● To do:
Using the records below, filter out every line that lacks "Regular" and copy the rest.

● Records drawn from a dataset:

* * * *

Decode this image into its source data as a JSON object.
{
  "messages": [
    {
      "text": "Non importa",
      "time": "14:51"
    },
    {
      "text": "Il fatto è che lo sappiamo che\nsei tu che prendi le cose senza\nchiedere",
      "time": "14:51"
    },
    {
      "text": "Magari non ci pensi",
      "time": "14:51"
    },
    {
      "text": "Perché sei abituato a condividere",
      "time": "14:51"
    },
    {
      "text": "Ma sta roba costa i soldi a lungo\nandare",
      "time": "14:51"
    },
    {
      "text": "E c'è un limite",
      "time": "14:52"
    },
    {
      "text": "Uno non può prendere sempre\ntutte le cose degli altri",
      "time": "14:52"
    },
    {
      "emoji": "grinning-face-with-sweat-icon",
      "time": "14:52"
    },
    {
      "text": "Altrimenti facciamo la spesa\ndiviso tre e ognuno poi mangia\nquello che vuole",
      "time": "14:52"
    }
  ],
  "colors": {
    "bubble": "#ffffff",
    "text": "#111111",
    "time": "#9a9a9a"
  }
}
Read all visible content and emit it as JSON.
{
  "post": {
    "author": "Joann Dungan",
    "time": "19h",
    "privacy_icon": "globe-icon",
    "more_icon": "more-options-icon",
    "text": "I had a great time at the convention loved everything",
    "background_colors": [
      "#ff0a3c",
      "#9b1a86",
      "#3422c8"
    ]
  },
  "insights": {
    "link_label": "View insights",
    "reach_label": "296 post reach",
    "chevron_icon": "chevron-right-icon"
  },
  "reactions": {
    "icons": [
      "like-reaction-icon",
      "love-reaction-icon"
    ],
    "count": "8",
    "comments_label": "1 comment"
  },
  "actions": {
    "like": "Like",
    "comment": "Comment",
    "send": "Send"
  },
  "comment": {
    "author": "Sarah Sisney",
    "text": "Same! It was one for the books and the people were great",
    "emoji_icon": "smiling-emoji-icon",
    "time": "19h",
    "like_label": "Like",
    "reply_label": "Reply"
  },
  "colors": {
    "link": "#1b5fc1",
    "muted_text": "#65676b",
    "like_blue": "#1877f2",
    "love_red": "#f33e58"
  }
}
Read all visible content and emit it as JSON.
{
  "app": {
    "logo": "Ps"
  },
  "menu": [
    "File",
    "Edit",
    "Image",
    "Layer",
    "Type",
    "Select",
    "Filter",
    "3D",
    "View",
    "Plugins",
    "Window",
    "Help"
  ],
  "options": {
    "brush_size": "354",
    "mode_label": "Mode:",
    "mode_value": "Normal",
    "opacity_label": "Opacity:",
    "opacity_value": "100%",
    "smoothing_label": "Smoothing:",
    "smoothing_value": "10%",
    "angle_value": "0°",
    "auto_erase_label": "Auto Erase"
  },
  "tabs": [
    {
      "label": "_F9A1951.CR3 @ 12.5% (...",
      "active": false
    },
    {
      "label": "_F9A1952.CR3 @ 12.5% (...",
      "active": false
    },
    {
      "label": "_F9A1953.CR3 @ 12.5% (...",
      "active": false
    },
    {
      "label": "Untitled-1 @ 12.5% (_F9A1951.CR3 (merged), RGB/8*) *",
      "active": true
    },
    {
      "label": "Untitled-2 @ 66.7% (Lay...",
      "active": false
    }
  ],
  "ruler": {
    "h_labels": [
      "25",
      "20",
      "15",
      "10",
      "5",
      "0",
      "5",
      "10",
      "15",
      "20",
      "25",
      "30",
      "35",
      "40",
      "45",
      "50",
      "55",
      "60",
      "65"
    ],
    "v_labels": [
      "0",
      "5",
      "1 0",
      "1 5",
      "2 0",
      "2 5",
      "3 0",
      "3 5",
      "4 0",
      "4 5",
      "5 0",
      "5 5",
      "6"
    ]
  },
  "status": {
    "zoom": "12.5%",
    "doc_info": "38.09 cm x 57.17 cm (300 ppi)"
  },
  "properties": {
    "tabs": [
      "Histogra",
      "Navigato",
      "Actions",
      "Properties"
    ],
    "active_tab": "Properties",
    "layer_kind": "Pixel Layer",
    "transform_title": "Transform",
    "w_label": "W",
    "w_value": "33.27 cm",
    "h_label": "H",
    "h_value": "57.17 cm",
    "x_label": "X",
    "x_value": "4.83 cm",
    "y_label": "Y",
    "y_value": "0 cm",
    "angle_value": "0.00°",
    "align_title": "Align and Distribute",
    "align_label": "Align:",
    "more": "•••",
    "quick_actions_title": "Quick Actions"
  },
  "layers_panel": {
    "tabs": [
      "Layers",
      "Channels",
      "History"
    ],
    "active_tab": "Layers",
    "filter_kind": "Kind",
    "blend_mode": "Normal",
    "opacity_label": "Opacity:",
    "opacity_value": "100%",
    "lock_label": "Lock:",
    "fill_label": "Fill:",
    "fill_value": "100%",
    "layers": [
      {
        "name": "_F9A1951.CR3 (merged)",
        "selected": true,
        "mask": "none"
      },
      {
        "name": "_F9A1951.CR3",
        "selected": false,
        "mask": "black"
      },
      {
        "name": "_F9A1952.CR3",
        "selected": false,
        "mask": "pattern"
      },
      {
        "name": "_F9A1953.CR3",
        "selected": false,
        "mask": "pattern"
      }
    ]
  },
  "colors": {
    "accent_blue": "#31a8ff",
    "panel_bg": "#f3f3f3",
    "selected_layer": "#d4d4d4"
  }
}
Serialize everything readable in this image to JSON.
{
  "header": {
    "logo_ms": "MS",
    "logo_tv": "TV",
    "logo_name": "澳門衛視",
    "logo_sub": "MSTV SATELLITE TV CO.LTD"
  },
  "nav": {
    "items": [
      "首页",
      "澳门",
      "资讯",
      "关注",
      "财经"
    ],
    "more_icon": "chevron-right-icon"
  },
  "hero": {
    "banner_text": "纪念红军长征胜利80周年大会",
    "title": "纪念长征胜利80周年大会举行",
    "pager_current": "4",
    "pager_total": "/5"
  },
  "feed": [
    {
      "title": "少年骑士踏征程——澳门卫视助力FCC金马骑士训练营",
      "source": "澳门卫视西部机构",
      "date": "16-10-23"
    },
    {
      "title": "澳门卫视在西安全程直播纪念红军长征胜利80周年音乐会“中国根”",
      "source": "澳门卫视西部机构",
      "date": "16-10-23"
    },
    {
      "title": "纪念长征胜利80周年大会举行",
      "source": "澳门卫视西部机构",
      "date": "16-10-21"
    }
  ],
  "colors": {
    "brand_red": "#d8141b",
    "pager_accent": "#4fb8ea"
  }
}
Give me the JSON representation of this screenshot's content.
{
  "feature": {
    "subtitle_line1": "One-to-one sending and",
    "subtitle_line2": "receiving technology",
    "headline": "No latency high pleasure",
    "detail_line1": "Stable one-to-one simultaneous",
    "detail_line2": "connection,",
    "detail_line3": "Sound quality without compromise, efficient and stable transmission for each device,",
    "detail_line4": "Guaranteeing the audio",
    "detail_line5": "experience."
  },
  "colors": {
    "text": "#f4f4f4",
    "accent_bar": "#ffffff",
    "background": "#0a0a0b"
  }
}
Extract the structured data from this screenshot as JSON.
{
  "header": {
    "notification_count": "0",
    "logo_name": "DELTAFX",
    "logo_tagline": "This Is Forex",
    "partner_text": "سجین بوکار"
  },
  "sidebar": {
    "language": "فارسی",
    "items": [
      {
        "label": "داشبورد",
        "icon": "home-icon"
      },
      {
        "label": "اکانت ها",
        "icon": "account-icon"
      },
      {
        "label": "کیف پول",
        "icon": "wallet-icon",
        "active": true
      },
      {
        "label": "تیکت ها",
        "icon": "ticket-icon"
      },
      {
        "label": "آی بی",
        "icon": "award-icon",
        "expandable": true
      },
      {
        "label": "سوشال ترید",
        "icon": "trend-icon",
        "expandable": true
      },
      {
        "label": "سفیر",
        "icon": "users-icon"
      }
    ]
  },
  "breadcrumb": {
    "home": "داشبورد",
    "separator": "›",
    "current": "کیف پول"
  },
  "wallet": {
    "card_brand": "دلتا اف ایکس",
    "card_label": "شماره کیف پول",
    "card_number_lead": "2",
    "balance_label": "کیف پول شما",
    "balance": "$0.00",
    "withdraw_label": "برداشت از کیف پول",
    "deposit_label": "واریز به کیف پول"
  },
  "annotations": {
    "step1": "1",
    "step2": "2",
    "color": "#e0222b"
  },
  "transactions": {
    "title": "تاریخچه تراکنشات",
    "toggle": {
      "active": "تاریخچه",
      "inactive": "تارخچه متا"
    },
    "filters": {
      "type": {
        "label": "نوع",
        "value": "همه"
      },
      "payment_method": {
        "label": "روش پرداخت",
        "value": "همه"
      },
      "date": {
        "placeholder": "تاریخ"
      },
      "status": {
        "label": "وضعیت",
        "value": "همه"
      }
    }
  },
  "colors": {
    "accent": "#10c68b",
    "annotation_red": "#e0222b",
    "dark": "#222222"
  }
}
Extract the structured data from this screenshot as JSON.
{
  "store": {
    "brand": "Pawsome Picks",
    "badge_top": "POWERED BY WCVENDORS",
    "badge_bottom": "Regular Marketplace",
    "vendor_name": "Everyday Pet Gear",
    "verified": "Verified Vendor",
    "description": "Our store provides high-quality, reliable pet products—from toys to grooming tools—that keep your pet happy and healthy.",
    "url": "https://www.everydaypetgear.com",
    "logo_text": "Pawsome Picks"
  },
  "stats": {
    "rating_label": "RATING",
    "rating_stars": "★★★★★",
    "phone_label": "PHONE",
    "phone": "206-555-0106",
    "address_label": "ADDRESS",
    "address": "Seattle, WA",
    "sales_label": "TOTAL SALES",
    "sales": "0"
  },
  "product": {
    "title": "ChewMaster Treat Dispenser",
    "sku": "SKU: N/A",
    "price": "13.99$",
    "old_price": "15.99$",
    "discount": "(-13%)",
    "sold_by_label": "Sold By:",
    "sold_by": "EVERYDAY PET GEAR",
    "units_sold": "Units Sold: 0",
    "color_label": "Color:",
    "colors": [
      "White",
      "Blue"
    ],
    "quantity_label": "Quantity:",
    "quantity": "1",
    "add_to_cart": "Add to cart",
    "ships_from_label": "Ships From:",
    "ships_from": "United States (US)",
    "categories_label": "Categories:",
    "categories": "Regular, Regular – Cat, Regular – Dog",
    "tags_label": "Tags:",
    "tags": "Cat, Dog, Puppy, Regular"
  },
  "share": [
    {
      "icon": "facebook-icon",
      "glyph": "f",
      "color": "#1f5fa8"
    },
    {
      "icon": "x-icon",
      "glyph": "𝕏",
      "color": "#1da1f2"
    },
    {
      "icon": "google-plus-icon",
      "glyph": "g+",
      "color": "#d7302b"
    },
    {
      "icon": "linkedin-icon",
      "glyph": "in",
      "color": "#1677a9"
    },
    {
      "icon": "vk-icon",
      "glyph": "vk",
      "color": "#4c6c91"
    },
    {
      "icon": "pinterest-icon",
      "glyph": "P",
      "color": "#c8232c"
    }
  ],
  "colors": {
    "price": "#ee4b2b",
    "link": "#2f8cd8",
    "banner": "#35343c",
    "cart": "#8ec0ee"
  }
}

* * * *

● Output for this exercise:
    "badge_bottom": "Regular Marketplace",
    "categories": "Regular, Regular – Cat, Regular – Dog",
    "tags": "Cat, Dog, Puppy, Regular"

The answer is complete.